— Nina Murdoch, Adam Pendleton, Mario Schifano, Pietro Consagra, Zeng Fanzhi, Gustav Klimt, Egon Schiele, Michael Landy, Léon Wuidar, Marlborough Fine Arts, PACE, The Mayor Gallery, Robilant + Voena, Hauser & Wirth, Royal Academy, Thomas Dane Gallery, White Cube, London — 2 min read
Nina Murdoch paints with egg tempera on gesso. Her works main show abstracted scenes of buildings and pathways. Some of the paintings in this show, with their endless layerings and scrapings, take years to produce.
To me, they had the irresistably evocative atmosphere of a rainy London evening - evocative maybe because that was exactly the atmosphere outside of the gallery, when I wandered in ten minutes before closing. Path, pictured below, which took three years, drew me in, with its lights banding as if they were seen from a slow-moving car.
She's said to work in "abstract Baroque", whatever that means. Maybe it refers to the depth of craft necessary to create these pools of shining orangey-yellow light that puncture the murk, just like an old, pre-LCD streetlight.

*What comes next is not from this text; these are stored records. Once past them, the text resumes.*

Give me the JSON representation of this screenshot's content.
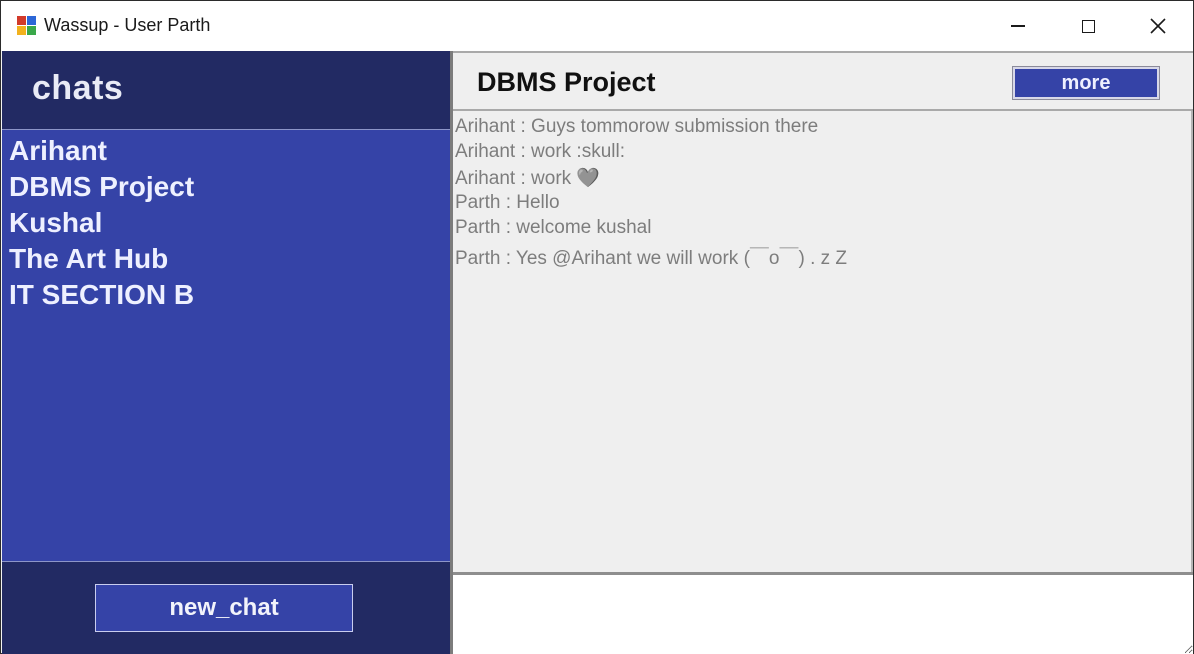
{
  "window": {
    "title": "Wassup - User Parth"
  },
  "sidebar": {
    "title": "chats",
    "chats": [
      "Arihant",
      "DBMS Project",
      "Kushal",
      "The Art Hub",
      "IT SECTION B"
    ],
    "new_chat_label": "new_chat"
  },
  "chat": {
    "name": "DBMS Project",
    "more_label": "more",
    "messages": [
      "Arihant : Guys tommorow submission there",
      "Arihant : work :skull:",
      "Arihant : work 🩶",
      "Parth : Hello",
      "Parth : welcome kushal",
      "Parth : Yes @Arihant we will work (￣o￣) . z Z"
    ],
    "input_value": ""
  },
  "colors": {
    "sidebar_dark": "#222a63",
    "sidebar_list": "#3543a7",
    "panel_bg": "#efefef",
    "message_text": "#7d7d7d"
  },
  "icons": {
    "app": "app-window-icon",
    "minimize": "minimize-icon",
    "maximize": "maximize-icon",
    "close": "close-icon"
  }
}
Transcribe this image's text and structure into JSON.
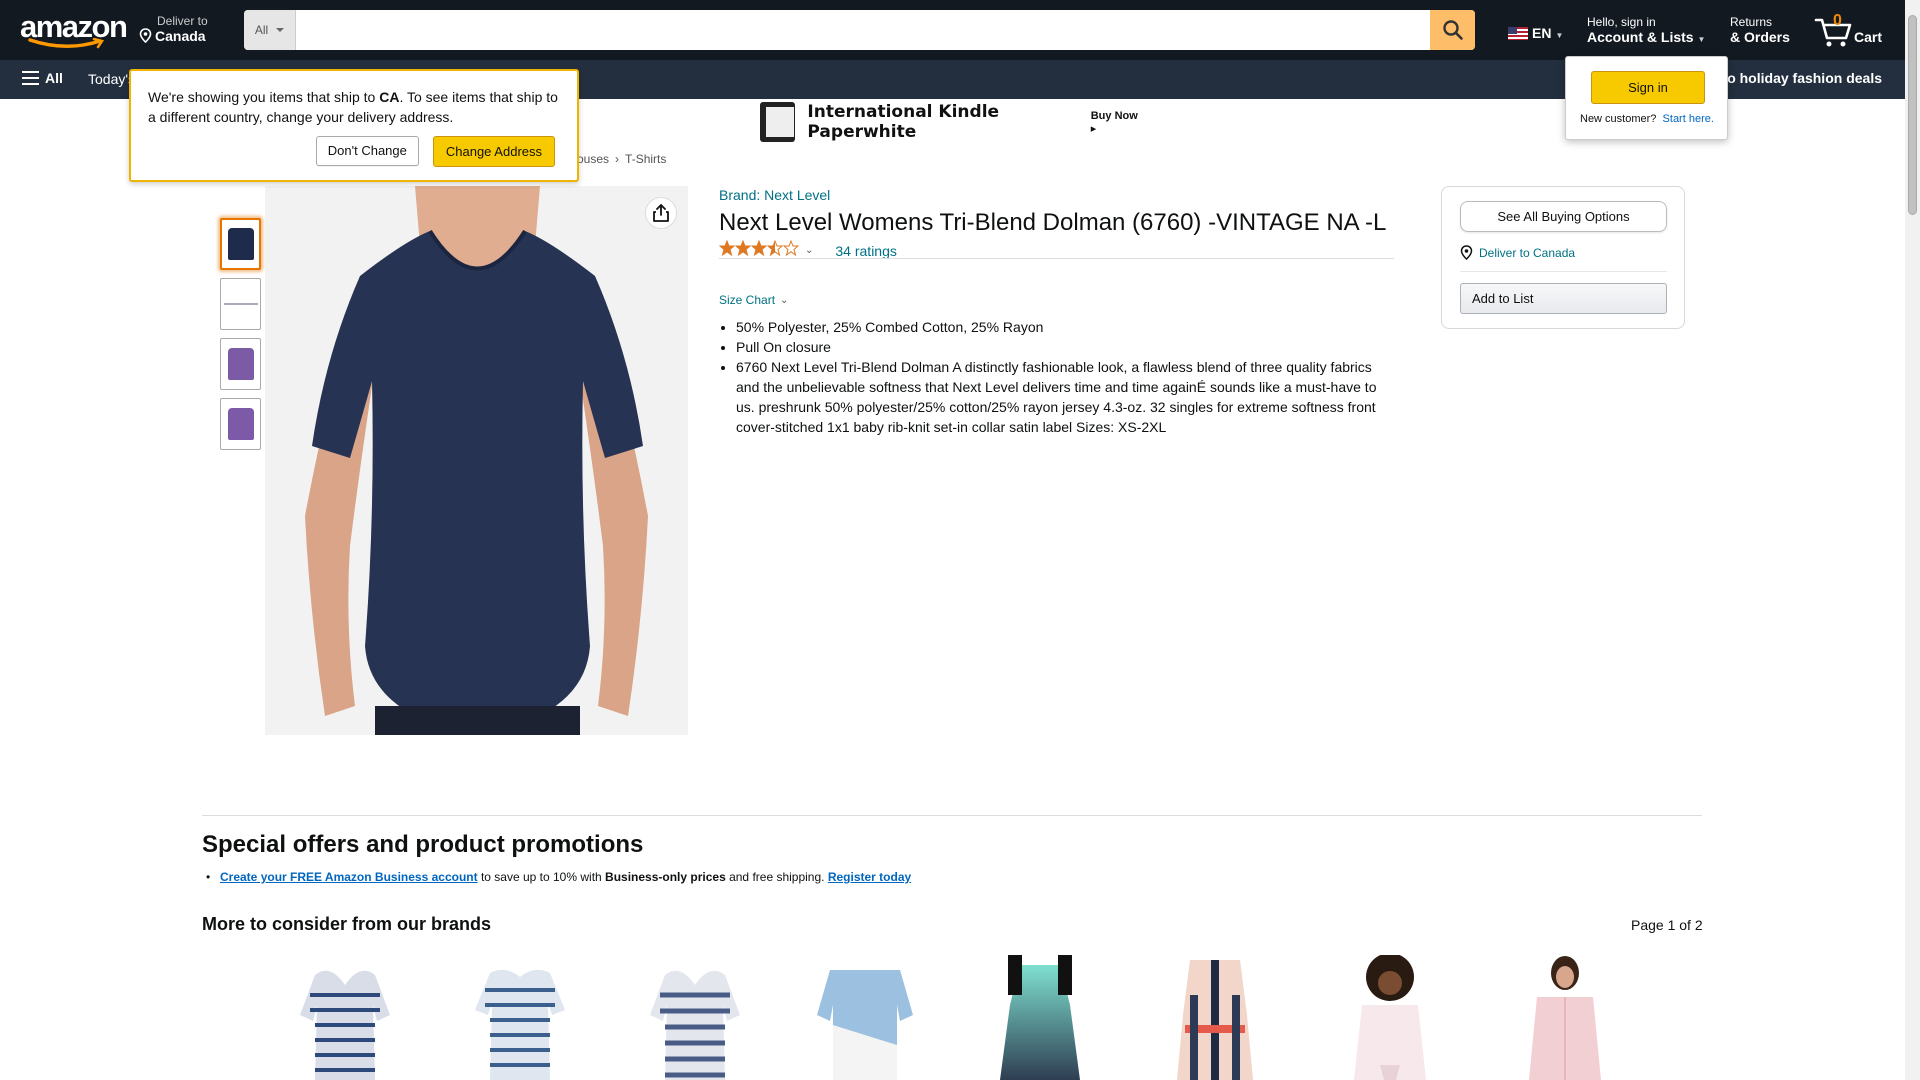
{
  "header": {
    "logo": "amazon",
    "deliver_line1": "Deliver to",
    "deliver_line2": "Canada",
    "search_category": "All",
    "search_placeholder": "",
    "lang": "EN",
    "account_line1": "Hello, sign in",
    "account_line2": "Account & Lists",
    "returns_line1": "Returns",
    "returns_line2": "& Orders",
    "cart_count": "0",
    "cart_label": "Cart"
  },
  "subnav": {
    "all_label": "All",
    "todays_label": "Today's",
    "holiday_label": "o holiday fashion deals"
  },
  "banner": {
    "title": "International Kindle Paperwhite",
    "buy_now": "Buy Now ▸"
  },
  "ship_popover": {
    "text_pre": "We're showing you items that ship to ",
    "country": "CA",
    "text_post": ". To see items that ship to a different country, change your delivery address.",
    "dont_change": "Don't Change",
    "change_address": "Change Address"
  },
  "signin_popover": {
    "button": "Sign in",
    "new_customer": "New customer?",
    "start_here": "Start here."
  },
  "breadcrumb": {
    "items": [
      "ouses",
      "›",
      "T-Shirts"
    ]
  },
  "product": {
    "brand": "Brand: Next Level",
    "title": "Next Level Womens Tri-Blend Dolman (6760) -VINTAGE NA -L",
    "rating_stars": 3.5,
    "ratings_count": "34 ratings",
    "size_chart": "Size Chart",
    "bullets": [
      "50% Polyester, 25% Combed Cotton, 25% Rayon",
      "Pull On closure",
      "6760 Next Level Tri-Blend Dolman A distinctly fashionable look, a flawless blend of three quality fabrics and the unbelievable softness that Next Level delivers time and time againÉ sounds like a must-have to us. preshrunk 50% polyester/25% cotton/25% rayon jersey 4.3-oz. 32 singles for extreme softness front cover-stitched 1x1 baby rib-knit set-in collar satin label Sizes: XS-2XL"
    ],
    "thumb_colors": [
      "#1f2b4a",
      "#ffffff",
      "#7b5aa6",
      "#7d5aa8"
    ],
    "main_color": "#263352"
  },
  "buybox": {
    "see_all": "See All Buying Options",
    "deliver": "Deliver to Canada",
    "add_to_list": "Add to List"
  },
  "offers": {
    "title": "Special offers and product promotions",
    "link1": "Create your FREE Amazon Business account",
    "text1": " to save up to 10% with ",
    "bold1": "Business-only prices",
    "text2": " and free shipping. ",
    "link2": "Register today"
  },
  "more": {
    "title": "More to consider from our brands",
    "page": "Page 1 of 2"
  },
  "colors": {
    "nav_dark": "#131921",
    "nav_sub": "#232f3e",
    "search_btn": "#febd69",
    "link": "#007185",
    "star": "#de7921",
    "yellow": "#f7ca00"
  }
}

Maybe it's their appeal to the infinite and the unknown. Or maybe it's their slightly stately grandeur.
Looking closely, I tried to discern architectural details in the paintings, and the mini-replicas in pastels at the back of the gallery. In the end, I gave up and enjoyed them from a distance, as I was supposed to.
I also saw Adam Pendleton: Our Ideas at PACE London, where I was pretty baffled by the artist's idea of "Black Dada". I was actively annoyed by Mario Schifano: Compagni, compagni, 1968 at The Mayor Gallery, with spray paint on perspex prints depicting hammer-and-sickle wielding protesters (each going for at least £180k). There's more 60s Italy at Pietro Consagra: Frontal Sculptures 1947-67 from Robilant & Voena, the welded aluminium disks hanging from the ceiling totally evocative of that decade. I could imagine one on David Hemmings' wall in Blow-Up.
I caught the last day of the Zeng Fanzhi show at Hauser & Wirth - and was glad I did, considering the artist's amazing mastery of colour and form. (Best work was his reproductions of Victor Hugo's deathmask, against absolutely raw canvas.) Klimt/Schiele at the Royal Academy was a logistical challenge more than anything else as it was so packed, but it was a seriously high-wattage collection of drawings from the pair of Austrian bad boys. Maybe a bit too bad in places, such as the livid red labia of one of Schiele's clearly underage subjects.
Michael Landy is showing compacted cubes of previous artworks at Thomas Dane Gallery, while I was introduced by Léon Wuidar's uber-precise, Brutalist architecture-inspired paintings at White Cube.
Nina Murdoch: Collecting Colour is at Marlborough Fine Arts (London). 31 October 2018 - 24 November 2018